John David Cameron, 32, is a former Marine who fought in the Gulf War. After leaving the service in '92, he floated between various industries, starting an art dealership, a production company and writing computer games before embarking on Earthship. Soft-spoken and mild-mannered, John David Cameron is a sharp contrast to the reportedly abrasive manner of his oldest brother. This is the first time he worked with James in a formal capacity, but even his status as brother did not spare him from the director's demanding nature.
"Jim deals direct," John David Cameron says. "It doesn't matter if you're mom, pop, brother, sister, best friend or his most trusted cameraman. If you're making a mistake, he'll tell you." Making Earthship a true family affair, middle brother Mike Cameron was also present on the expedition. Using his training as an engineer, Mike designed the ROVs that were used to plumb Titanic's inner reaches. He has designed equipment for use on several of James Cameron's films, so he is able to empathize with John David's experience.
"[John] David was getting his first real exposure to what it's like to work directly with the director," Mike says. "It's not always easy.
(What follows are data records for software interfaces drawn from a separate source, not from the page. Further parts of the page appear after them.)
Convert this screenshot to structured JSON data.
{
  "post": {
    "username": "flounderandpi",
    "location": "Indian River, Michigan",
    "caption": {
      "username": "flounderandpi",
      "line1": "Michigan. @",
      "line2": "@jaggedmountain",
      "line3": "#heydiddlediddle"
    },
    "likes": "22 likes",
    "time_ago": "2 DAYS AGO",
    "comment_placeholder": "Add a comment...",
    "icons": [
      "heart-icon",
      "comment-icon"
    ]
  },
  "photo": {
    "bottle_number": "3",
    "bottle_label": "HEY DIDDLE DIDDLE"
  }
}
As a matter of fact, I think he's much harder on us as family members than he is on other folks that work directly with him."
Mike and John David found the experience ultimately rewarding, but both agree that the family name can be intimidating to outsiders.
"Three Camerons on the same boat?" says Mike. "It's a frightening proposition."